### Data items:
========================================================================

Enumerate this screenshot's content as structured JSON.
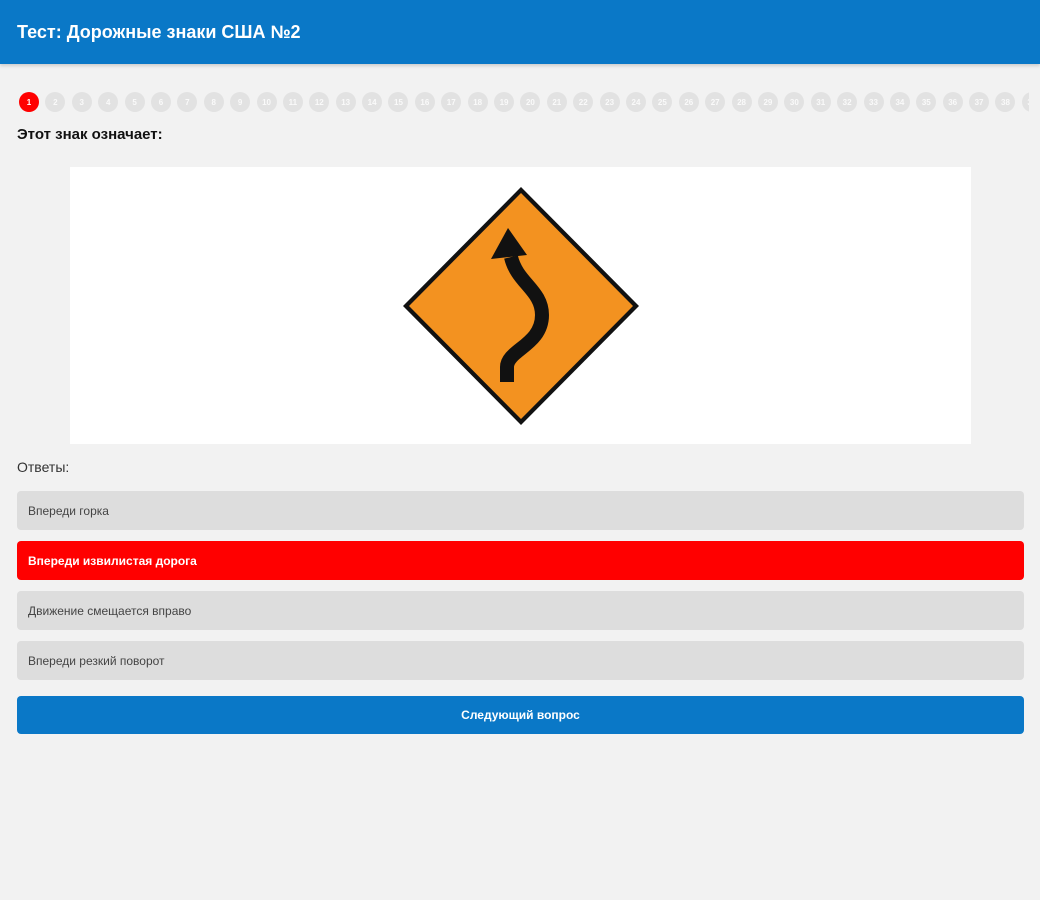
{
  "header": {
    "title": "Тест: Дорожные знаки США №2"
  },
  "progress": {
    "current": 1,
    "items": [
      "1",
      "2",
      "3",
      "4",
      "5",
      "6",
      "7",
      "8",
      "9",
      "10",
      "11",
      "12",
      "13",
      "14",
      "15",
      "16",
      "17",
      "18",
      "19",
      "20",
      "21",
      "22",
      "23",
      "24",
      "25",
      "26",
      "27",
      "28",
      "29",
      "30",
      "31",
      "32",
      "33",
      "34",
      "35",
      "36",
      "37",
      "38",
      "39"
    ]
  },
  "question": {
    "text": "Этот знак означает:"
  },
  "sign": {
    "icon": "winding-road-sign",
    "color": "#f39220"
  },
  "answers": {
    "label": "Ответы:",
    "options": [
      {
        "text": "Впереди горка",
        "selected": false
      },
      {
        "text": "Впереди извилистая дорога",
        "selected": true
      },
      {
        "text": "Движение смещается вправо",
        "selected": false
      },
      {
        "text": "Впереди резкий поворот",
        "selected": false
      }
    ]
  },
  "next_button": {
    "label": "Следующий вопрос"
  },
  "colors": {
    "accent": "#0a78c7",
    "selected": "#ff0000"
  }
}
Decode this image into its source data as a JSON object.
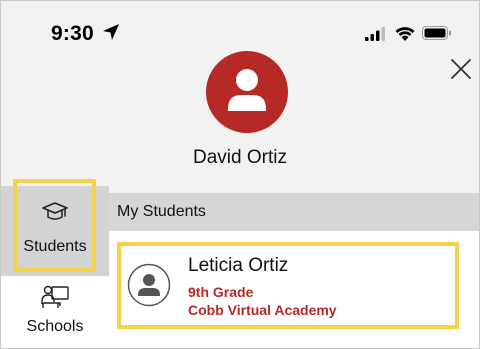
{
  "status_bar": {
    "time": "9:30",
    "icons": [
      "location-arrow-icon",
      "cellular-signal-icon",
      "wifi-icon",
      "battery-icon"
    ]
  },
  "header": {
    "close_icon": "close-icon",
    "avatar_icon": "user-avatar-icon",
    "user_name": "David Ortiz"
  },
  "sidebar": {
    "items": [
      {
        "label": "Students",
        "icon": "graduation-cap-icon",
        "selected": true
      },
      {
        "label": "Schools",
        "icon": "school-icon",
        "selected": false
      }
    ]
  },
  "main": {
    "section_title": "My Students",
    "students": [
      {
        "name": "Leticia Ortiz",
        "grade": "9th Grade",
        "school": "Cobb Virtual Academy",
        "avatar_icon": "student-avatar-icon"
      }
    ]
  },
  "colors": {
    "brand_red": "#b52a26",
    "highlight_yellow": "#f4d24b",
    "selected_gray": "#d3d3d3",
    "header_gray": "#d6d6d6"
  }
}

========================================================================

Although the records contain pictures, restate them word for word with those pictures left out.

### ANSWER TO THIS PROBLEM:
Enumerate this screenshot's content as structured JSON.
{
  "header": {
    "title": "Тест: Дорожные знаки США №2"
  },
  "progress": {
    "current": 1,
    "items": [
      "1",
      "2",
      "3",
      "4",
      "5",
      "6",
      "7",
      "8",
      "9",
      "10",
      "11",
      "12",
      "13",
      "14",
      "15",
      "16",
      "17",
      "18",
      "19",
      "20",
      "21",
      "22",
      "23",
      "24",
      "25",
      "26",
      "27",
      "28",
      "29",
      "30",
      "31",
      "32",
      "33",
      "34",
      "35",
      "36",
      "37",
      "38",
      "39"
    ]
  },
  "question": {
    "text": "Этот знак означает:"
  },
  "sign": {
    "icon": "winding-road-sign",
    "color": "#f39220"
  },
  "answers": {
    "label": "Ответы:",
    "options": [
      {
        "text": "Впереди горка",
        "selected": false
      },
      {
        "text": "Впереди извилистая дорога",
        "selected": true
      },
      {
        "text": "Движение смещается вправо",
        "selected": false
      },
      {
        "text": "Впереди резкий поворот",
        "selected": false
      }
    ]
  },
  "next_button": {
    "label": "Следующий вопрос"
  },
  "colors": {
    "accent": "#0a78c7",
    "selected": "#ff0000"
  }
}
Decode this image into its source data as a JSON object.
{
  "status_bar": {
    "time": "9:30",
    "icons": [
      "location-arrow-icon",
      "cellular-signal-icon",
      "wifi-icon",
      "battery-icon"
    ]
  },
  "header": {
    "close_icon": "close-icon",
    "avatar_icon": "user-avatar-icon",
    "user_name": "David Ortiz"
  },
  "sidebar": {
    "items": [
      {
        "label": "Students",
        "icon": "graduation-cap-icon",
        "selected": true
      },
      {
        "label": "Schools",
        "icon": "school-icon",
        "selected": false
      }
    ]
  },
  "main": {
    "section_title": "My Students",
    "students": [
      {
        "name": "Leticia Ortiz",
        "grade": "9th Grade",
        "school": "Cobb Virtual Academy",
        "avatar_icon": "student-avatar-icon"
      }
    ]
  },
  "colors": {
    "brand_red": "#b52a26",
    "highlight_yellow": "#f4d24b",
    "selected_gray": "#d3d3d3",
    "header_gray": "#d6d6d6"
  }
}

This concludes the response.